This is a topic for python-ideas, not python-3000.

To be absolutely brutally honest, it doesn't look like you understand
parsing well enough to be able to write a PEP. E.g. why is


not interpreted as


in your proposal?

Python's predecessor had something like this, and they *did* do it
properly. The result was that if you wanted the other interpretation
you'd have to write

  (cos 3) + 4

Similarly in Haskell, I believe.

In any case, I don't believe the claim from the subject, especially if
you don't distinguish between




How would you even know that 'close' is a method and not an attibute?
E.g. how do you avoid interpreting

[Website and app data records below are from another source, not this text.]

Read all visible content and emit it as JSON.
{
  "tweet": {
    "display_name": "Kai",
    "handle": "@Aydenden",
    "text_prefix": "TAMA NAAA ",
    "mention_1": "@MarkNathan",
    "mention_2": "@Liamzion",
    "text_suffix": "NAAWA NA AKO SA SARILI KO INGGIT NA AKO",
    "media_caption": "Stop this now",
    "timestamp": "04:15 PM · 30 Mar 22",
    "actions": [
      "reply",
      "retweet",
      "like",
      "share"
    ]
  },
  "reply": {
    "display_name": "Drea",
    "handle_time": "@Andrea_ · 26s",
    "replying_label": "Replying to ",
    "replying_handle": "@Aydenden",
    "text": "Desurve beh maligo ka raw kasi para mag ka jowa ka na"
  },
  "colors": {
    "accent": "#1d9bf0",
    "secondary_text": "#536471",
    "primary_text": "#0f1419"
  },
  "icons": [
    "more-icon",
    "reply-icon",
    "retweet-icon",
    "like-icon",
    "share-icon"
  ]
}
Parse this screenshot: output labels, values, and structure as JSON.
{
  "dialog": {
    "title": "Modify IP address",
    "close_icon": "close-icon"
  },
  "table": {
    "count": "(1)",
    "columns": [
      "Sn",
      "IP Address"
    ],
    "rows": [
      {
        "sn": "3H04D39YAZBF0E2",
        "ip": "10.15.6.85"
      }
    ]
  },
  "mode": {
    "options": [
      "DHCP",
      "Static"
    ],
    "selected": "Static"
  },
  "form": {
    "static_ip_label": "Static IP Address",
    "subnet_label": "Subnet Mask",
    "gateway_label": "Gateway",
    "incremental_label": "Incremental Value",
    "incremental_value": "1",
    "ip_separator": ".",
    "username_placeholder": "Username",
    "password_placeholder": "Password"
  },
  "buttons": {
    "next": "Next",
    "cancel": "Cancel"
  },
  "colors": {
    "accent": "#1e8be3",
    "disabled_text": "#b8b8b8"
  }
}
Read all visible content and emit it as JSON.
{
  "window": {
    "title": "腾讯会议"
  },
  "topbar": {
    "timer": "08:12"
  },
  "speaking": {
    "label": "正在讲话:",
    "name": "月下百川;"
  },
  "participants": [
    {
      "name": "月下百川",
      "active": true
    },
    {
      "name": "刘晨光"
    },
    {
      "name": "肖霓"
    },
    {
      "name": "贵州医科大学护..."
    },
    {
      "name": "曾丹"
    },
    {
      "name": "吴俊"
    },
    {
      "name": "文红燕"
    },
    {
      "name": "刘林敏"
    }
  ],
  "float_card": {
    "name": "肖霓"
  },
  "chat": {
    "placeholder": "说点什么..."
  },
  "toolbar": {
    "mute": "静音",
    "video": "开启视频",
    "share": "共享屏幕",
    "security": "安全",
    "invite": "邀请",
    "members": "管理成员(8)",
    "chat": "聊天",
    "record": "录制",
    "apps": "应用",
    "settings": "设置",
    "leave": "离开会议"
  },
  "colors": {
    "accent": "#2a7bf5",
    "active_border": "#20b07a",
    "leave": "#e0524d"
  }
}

(which would be a TypeError)?



On 8/13/07, Chris Monsanto <[EMAIL PROTECTED]> wrote:
> Since Python makes such a distinction between statements and expressions, I
> am proposing that function calls as statements should be allowed to omit
> parentheses. What I am proposing is 100% compatible with Python 2.x's
> behavior of function calls; so those uncomfortable with this (basic) idea
> can continue to use parens in their function calls. Expressions still
> require parens because of ambiguity and clarity issues.
> --Some examples:--
> print "Parenless function call!", file=my_file
> print(".. but this is still allowed")
> # We still need parens for calls to functions where the sole argument is a
> tuple
> # But you'd have to do this anyway in Python 2.x... nothing lost.
> print((1, 2))
> # Need parens if the function call isnt the only thing in the statement
> cos(3) + 4
> # Need parens if function call isnt a statement, otherwise how would we get
> the function itself?
> x = cos(3)
> # Make a the value of my_func...
> my_func2 = my_func
> my_func2 # call other function
> my_func2() # call it again
> # Method call?
> f = open("myfile")
> f.close
> # Chained method
> obj.something().somethinganother().yeah
> --Notes:--
> A lot of other things in Python 2.x/Python 3k at the moment have this same
> behavior...
> # No parens required
> x, y = b, a
> # But sometimes they are
> func((1, 2))
> # Generator expressions sometimes don't need parens
> func(i for i in list)
> # But sometimes they do
> func(a, (i for i in list))
> --Pros:--
> 1) Removes unnecessary verbosity for the majority of situations.
> 2) Python 2.x code works the same unmodified.
> 3) No weird stuff with non-first class objects, ala Ruby
> Functions still remain assignable to other values without other trickery.
> 4) Because it's completely backwards compatible, you could even have
> something like from __future__ import parenless in Python 2.6 for a
> transition.
> --Cons:--
> 1) Can't type "func" bare in interpreter to get its repr. I think this is a
> non-issue; I personally never do this, and with parenless calls you can just
> type "repr func" anyway. Specifically I think this shouldn't be considered
> because in scripts doing something like " f.close" does absolutely nothing
> and giving it some functionality would be nice. It also solves one of the
> Python gotchas found here:
> (specifically #5)
> I'm willing to write up a proper PEP if anyone is interested in the idea. I
> figured I'd poll around first.
> _______________________________________________
> Python-3000 mailing list
> Unsubscribe:

--Guido van Rossum (home page:
Python-3000 mailing list

Reply via email to